* What needs to be done *
Every entry below is to be returned unchanged. Images are not part of the copy.

* The data *
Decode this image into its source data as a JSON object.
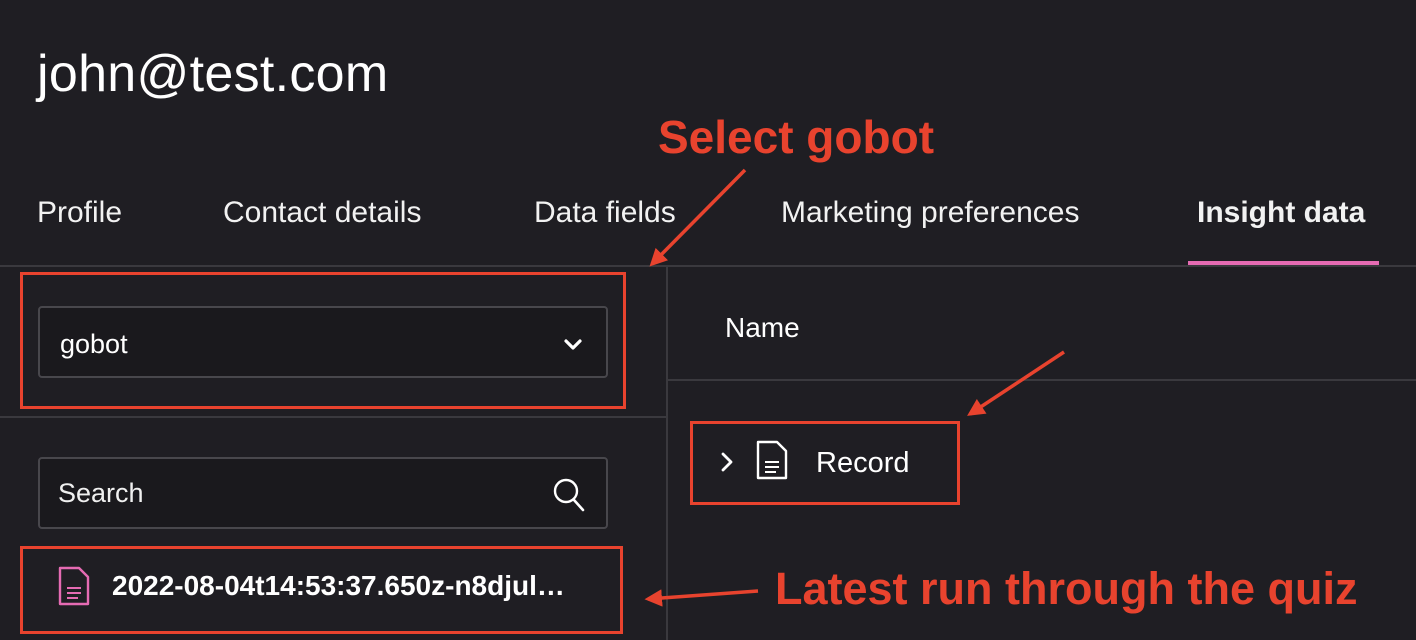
{
  "header": {
    "title": "john@test.com"
  },
  "tabs": [
    {
      "label": "Profile"
    },
    {
      "label": "Contact details"
    },
    {
      "label": "Data fields"
    },
    {
      "label": "Marketing preferences"
    },
    {
      "label": "Insight data",
      "active": true
    }
  ],
  "sidebar": {
    "select": {
      "value": "gobot"
    },
    "search": {
      "placeholder": "Search"
    },
    "runs": [
      {
        "label": "2022-08-04t14:53:37.650z-n8djul…"
      }
    ]
  },
  "main": {
    "column_header": "Name",
    "rows": [
      {
        "label": "Record"
      }
    ]
  },
  "annotations": {
    "select_gobot": "Select gobot",
    "latest_run": "Latest run through the quiz"
  },
  "colors": {
    "accent": "#e56bb3",
    "annotation": "#e8432e",
    "background": "#1f1e23"
  }
}
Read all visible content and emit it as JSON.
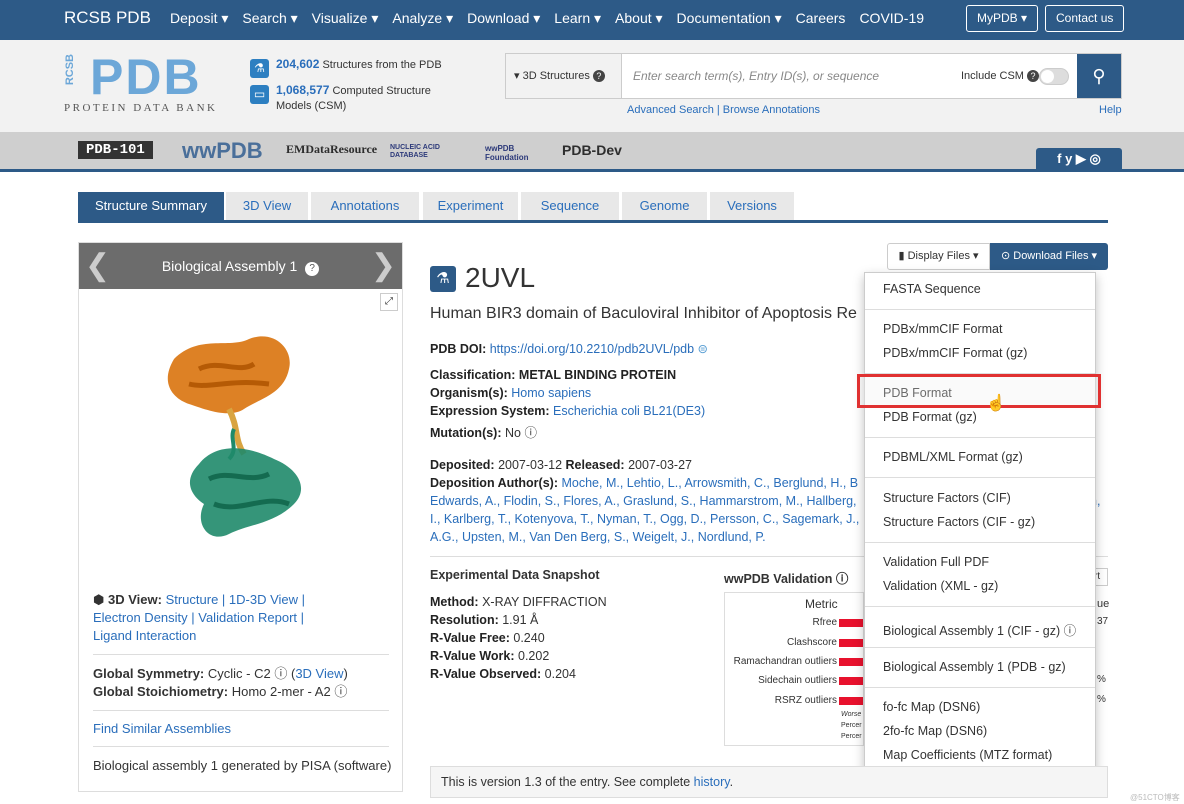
{
  "topnav": {
    "brand": "RCSB PDB",
    "menu": [
      "Deposit ▾",
      "Search ▾",
      "Visualize ▾",
      "Analyze ▾",
      "Download ▾",
      "Learn ▾",
      "About ▾",
      "Documentation ▾",
      "Careers",
      "COVID-19"
    ],
    "mypdb": "MyPDB ▾",
    "contact": "Contact us"
  },
  "header": {
    "logo": "PDB",
    "logo_side": "RCSB",
    "logo_sub": "PROTEIN DATA BANK",
    "stat1_num": "204,602",
    "stat1_text": "Structures from the PDB",
    "stat2_num": "1,068,577",
    "stat2_text": "Computed Structure",
    "stat2_text2": "Models (CSM)"
  },
  "search": {
    "dropdown": "▾ 3D Structures",
    "placeholder": "Enter search term(s), Entry ID(s), or sequence",
    "csm": "Include CSM",
    "advanced": "Advanced Search | Browse Annotations",
    "help": "Help"
  },
  "partners": [
    "PDB-101",
    "wwPDB",
    "EMDataResource",
    "NUCLEIC ACID DATABASE",
    "wwPDB Foundation",
    "PDB-Dev"
  ],
  "tabs": [
    "Structure Summary",
    "3D View",
    "Annotations",
    "Experiment",
    "Sequence",
    "Genome",
    "Versions"
  ],
  "left": {
    "header": "Biological Assembly 1",
    "view3d_label": "3D View:",
    "view3d_links": "Structure | 1D-3D View |",
    "links2": "Electron Density | Validation Report |",
    "links3": "Ligand Interaction",
    "sym_label": "Global Symmetry:",
    "sym_value": "Cyclic - C2",
    "sym_link": "3D View",
    "stoich_label": "Global Stoichiometry:",
    "stoich_value": "Homo 2-mer - A2",
    "similar": "Find Similar Assemblies",
    "generated": "Biological assembly 1 generated by PISA (software)"
  },
  "entry": {
    "id": "2UVL",
    "title": "Human BIR3 domain of Baculoviral Inhibitor of Apoptosis Re",
    "doi_label": "PDB DOI:",
    "doi": "https://doi.org/10.2210/pdb2UVL/pdb",
    "class_label": "Classification:",
    "class": "METAL BINDING PROTEIN",
    "org_label": "Organism(s):",
    "org": "Homo sapiens",
    "expr_label": "Expression System:",
    "expr": "Escherichia coli BL21(DE3)",
    "mut_label": "Mutation(s):",
    "mut": "No",
    "dep_label": "Deposited:",
    "dep": "2007-03-12",
    "rel_label": "Released:",
    "rel": "2007-03-27",
    "auth_label": "Deposition Author(s):",
    "auth1": "Moche, M., Lehtio, L., Arrowsmith, C., Berglund, H., B",
    "auth2": "Edwards, A., Flodin, S., Flores, A., Graslund, S., Hammarstrom, M., Hallberg,",
    "auth3": "I., Karlberg, T., Kotenyova, T., Nyman, T., Ogg, D., Persson, C., Sagemark, J.,",
    "auth4": "A.G., Upsten, M., Van Den Berg, S., Weigelt, J., Nordlund, P.",
    "auth_tail": "n,"
  },
  "snapshot": {
    "title": "Experimental Data Snapshot",
    "method_label": "Method:",
    "method": "X-RAY DIFFRACTION",
    "res_label": "Resolution:",
    "res": "1.91 Å",
    "rfree_label": "R-Value Free:",
    "rfree": "0.240",
    "rwork_label": "R-Value Work:",
    "rwork": "0.202",
    "robs_label": "R-Value Observed:",
    "robs": "0.204"
  },
  "validation": {
    "title": "wwPDB Validation",
    "metric": "Metric",
    "rows": [
      "Rfree",
      "Clashscore",
      "Ramachandran outliers",
      "Sidechain outliers",
      "RSRZ outliers"
    ],
    "worse": "Worse",
    "percentile": "Percer",
    "percentile2": "Percer"
  },
  "buttons": {
    "display": "Display Files ▾",
    "download": "Download Files ▾"
  },
  "download_menu": [
    "FASTA Sequence",
    "PDBx/mmCIF Format",
    "PDBx/mmCIF Format (gz)",
    "PDB Format",
    "PDB Format (gz)",
    "PDBML/XML Format (gz)",
    "Structure Factors (CIF)",
    "Structure Factors (CIF - gz)",
    "Validation Full PDF",
    "Validation (XML - gz)",
    "Biological Assembly 1 (CIF - gz)",
    "Biological Assembly 1 (PDB - gz)",
    "fo-fc Map (DSN6)",
    "2fo-fc Map (DSN6)",
    "Map Coefficients (MTZ format)"
  ],
  "footer": {
    "text": "This is version 1.3 of the entry. See complete ",
    "link": "history",
    "dot": "."
  },
  "watermark": "@51CTO博客"
}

* Written response *
Decode this image into its source data as a JSON object.
{
  "header": {
    "title": "john@test.com"
  },
  "tabs": [
    {
      "label": "Profile"
    },
    {
      "label": "Contact details"
    },
    {
      "label": "Data fields"
    },
    {
      "label": "Marketing preferences"
    },
    {
      "label": "Insight data",
      "active": true
    }
  ],
  "sidebar": {
    "select": {
      "value": "gobot"
    },
    "search": {
      "placeholder": "Search"
    },
    "runs": [
      {
        "label": "2022-08-04t14:53:37.650z-n8djul…"
      }
    ]
  },
  "main": {
    "column_header": "Name",
    "rows": [
      {
        "label": "Record"
      }
    ]
  },
  "annotations": {
    "select_gobot": "Select gobot",
    "latest_run": "Latest run through the quiz"
  },
  "colors": {
    "accent": "#e56bb3",
    "annotation": "#e8432e",
    "background": "#1f1e23"
  }
}
Read all visible content and emit it as JSON.
{
  "topnav": {
    "brand": "RCSB PDB",
    "menu": [
      "Deposit ▾",
      "Search ▾",
      "Visualize ▾",
      "Analyze ▾",
      "Download ▾",
      "Learn ▾",
      "About ▾",
      "Documentation ▾",
      "Careers",
      "COVID-19"
    ],
    "mypdb": "MyPDB ▾",
    "contact": "Contact us"
  },
  "header": {
    "logo": "PDB",
    "logo_side": "RCSB",
    "logo_sub": "PROTEIN DATA BANK",
    "stat1_num": "204,602",
    "stat1_text": "Structures from the PDB",
    "stat2_num": "1,068,577",
    "stat2_text": "Computed Structure",
    "stat2_text2": "Models (CSM)"
  },
  "search": {
    "dropdown": "▾ 3D Structures",
    "placeholder": "Enter search term(s), Entry ID(s), or sequence",
    "csm": "Include CSM",
    "advanced": "Advanced Search | Browse Annotations",
    "help": "Help"
  },
  "partners": [
    "PDB-101",
    "wwPDB",
    "EMDataResource",
    "NUCLEIC ACID DATABASE",
    "wwPDB Foundation",
    "PDB-Dev"
  ],
  "tabs": [
    "Structure Summary",
    "3D View",
    "Annotations",
    "Experiment",
    "Sequence",
    "Genome",
    "Versions"
  ],
  "left": {
    "header": "Biological Assembly 1",
    "view3d_label": "3D View:",
    "view3d_links": "Structure | 1D-3D View |",
    "links2": "Electron Density | Validation Report |",
    "links3": "Ligand Interaction",
    "sym_label": "Global Symmetry:",
    "sym_value": "Cyclic - C2",
    "sym_link": "3D View",
    "stoich_label": "Global Stoichiometry:",
    "stoich_value": "Homo 2-mer - A2",
    "similar": "Find Similar Assemblies",
    "generated": "Biological assembly 1 generated by PISA (software)"
  },
  "entry": {
    "id": "2UVL",
    "title": "Human BIR3 domain of Baculoviral Inhibitor of Apoptosis Re",
    "doi_label": "PDB DOI:",
    "doi": "https://doi.org/10.2210/pdb2UVL/pdb",
    "class_label": "Classification:",
    "class": "METAL BINDING PROTEIN",
    "org_label": "Organism(s):",
    "org": "Homo sapiens",
    "expr_label": "Expression System:",
    "expr": "Escherichia coli BL21(DE3)",
    "mut_label": "Mutation(s):",
    "mut": "No",
    "dep_label": "Deposited:",
    "dep": "2007-03-12",
    "rel_label": "Released:",
    "rel": "2007-03-27",
    "auth_label": "Deposition Author(s):",
    "auth1": "Moche, M., Lehtio, L., Arrowsmith, C., Berglund, H., B",
    "auth2": "Edwards, A., Flodin, S., Flores, A., Graslund, S., Hammarstrom, M., Hallberg,",
    "auth3": "I., Karlberg, T., Kotenyova, T., Nyman, T., Ogg, D., Persson, C., Sagemark, J.,",
    "auth4": "A.G., Upsten, M., Van Den Berg, S., Weigelt, J., Nordlund, P.",
    "auth_tail": "n,"
  },
  "snapshot": {
    "title": "Experimental Data Snapshot",
    "method_label": "Method:",
    "method": "X-RAY DIFFRACTION",
    "res_label": "Resolution:",
    "res": "1.91 Å",
    "rfree_label": "R-Value Free:",
    "rfree": "0.240",
    "rwork_label": "R-Value Work:",
    "rwork": "0.202",
    "robs_label": "R-Value Observed:",
    "robs": "0.204"
  },
  "validation": {
    "title": "wwPDB Validation",
    "metric": "Metric",
    "rows": [
      "Rfree",
      "Clashscore",
      "Ramachandran outliers",
      "Sidechain outliers",
      "RSRZ outliers"
    ],
    "worse": "Worse",
    "percentile": "Percer",
    "percentile2": "Percer"
  },
  "buttons": {
    "display": "Display Files ▾",
    "download": "Download Files ▾"
  },
  "download_menu": [
    "FASTA Sequence",
    "PDBx/mmCIF Format",
    "PDBx/mmCIF Format (gz)",
    "PDB Format",
    "PDB Format (gz)",
    "PDBML/XML Format (gz)",
    "Structure Factors (CIF)",
    "Structure Factors (CIF - gz)",
    "Validation Full PDF",
    "Validation (XML - gz)",
    "Biological Assembly 1 (CIF - gz)",
    "Biological Assembly 1 (PDB - gz)",
    "fo-fc Map (DSN6)",
    "2fo-fc Map (DSN6)",
    "Map Coefficients (MTZ format)"
  ],
  "footer": {
    "text": "This is version 1.3 of the entry. See complete ",
    "link": "history",
    "dot": "."
  },
  "watermark": "@51CTO博客"
}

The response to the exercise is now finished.